Linking App-Building and Cartography – Experiences from the 2016 Esri Canada App Challenge
Congratulations to the winners and participants of the 2017 Esri Canada App Challenge! With the recent conclusion of the 2017 Esri Canada App Challenge, I’ve decided to write about my overall positive experiences with the 2016 Esri Canada App Challenge. Some of the students in my multimedia cartography (GEOG 351) class participated in the App Challenge. To quote Esri Canada, the objective of the App Challenge is to “challenge students to use their technical GIS knowledge, creativity, and ability to innovate and work together to produce a relevant and functional app using the Esri platform.” The App Challenge is much similar to a hackathon, where groups of contestants collaboratively work on software projects. In this case, the goal is to create an app to address a certain theme using open data and Esri software.
In our multimedia cartography (GEOG 351) class, cartography foundation principles for both digital and non-digital media were presented. We learned about the principles of map design and analysis for both static and dynamic maps (i.e. web maps). We created web maps using ArcGIS Online and then started to make basic web apps with Esri’s Web AppBuilder for ArcGIS. This evolved into creating increasingly sophisticated web apps. At a time when maps are increasingly being used to communicate data and information, it is ironic that dedicated cartography courses are not offered more frequently in the GIS curriculum. In my case, I am pleased to have taken this Multimedia Cartography course and to have been able to apply those important skills to a competitive project through the Esri Canada App Challenge. In 2016, App Challenge themes were the following:
- Sustainable Communities/Cities
- Climate Change
We had one full week (exactly 168 hours) to work on our web apps. Apps created for the challenge had to be centered around at least one of the previously mentioned themes. Participants were typically students from one of Esri Canada’s seven designated Centres of Excellence (ECCE). As such, participants could seek technical support from faculty and staff members at their respective ECCE institutions. In addition, participants could also contact Esri Canada’s higher education staff for technical support as well. Lastly, Esri Canada published a website with information about the App Challenge and a series of videos to help participants get started.

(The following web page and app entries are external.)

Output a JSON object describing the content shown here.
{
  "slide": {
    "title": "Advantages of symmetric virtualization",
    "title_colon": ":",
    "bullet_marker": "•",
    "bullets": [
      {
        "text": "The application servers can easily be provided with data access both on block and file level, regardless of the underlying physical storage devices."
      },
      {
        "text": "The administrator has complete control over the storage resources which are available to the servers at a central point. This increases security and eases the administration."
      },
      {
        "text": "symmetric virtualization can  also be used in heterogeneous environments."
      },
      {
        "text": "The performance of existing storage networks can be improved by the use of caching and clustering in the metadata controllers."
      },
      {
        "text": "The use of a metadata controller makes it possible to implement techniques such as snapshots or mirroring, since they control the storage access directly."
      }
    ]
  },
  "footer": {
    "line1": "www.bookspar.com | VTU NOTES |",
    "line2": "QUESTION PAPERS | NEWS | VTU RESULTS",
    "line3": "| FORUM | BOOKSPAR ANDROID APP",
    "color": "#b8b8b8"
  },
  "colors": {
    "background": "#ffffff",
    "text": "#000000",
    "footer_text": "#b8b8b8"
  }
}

My group (which consisted of myself and two other undergraduate students) ended up making a web app called the Sustainability Explorer. It consisted of three mini-apps within it that attempted to promote the City of Vancouver’s Greenest City Action Plan. Our app was created using a temporary ArcGIS Online account so our app is no longer technically “on the web” but we created a brochure (see Figures 1 and 2) that provides more descriptive information. To make our submission for the App Challenge, we had to submit the coding of our app onto Github. We also had to create a video that demonstrated how our app was used and needed to type up a mission statement which described what our app was trying to achieve. These activities added to my GIS skills set.
In all honesty, the week we had to work on our submission was informative and went by very quickly. There was so much to learn and do in a limited amount of time but it taught me how to work within a team and manage time effectively. The most challenging aspect was the specification of the problem to be solved and to translate it into a GIS solution based on web apps. Overall, I felt that participating in the App Challenge, although challenging at times, was very rewarding. It helped me build related professional expertise and skills in the discipline of GIS. It also taught me how to efficiently work with ArcGIS Online & Esri’s Web AppBuilder for ArcGIS. This proved to be extremely useful with one of my future co-op practicums (where I had to work with ArcGIS Online to use Collector for ArcGIS to conduct field work). Hopefully, this short summary about my experiences with the App Challenge will inspire some of you to participate in future App Challenges!
Figure 1. Brochure of the Sustainability Explorer (Front).
Figure 2. Brochure of the Sustainability Explorer (Back).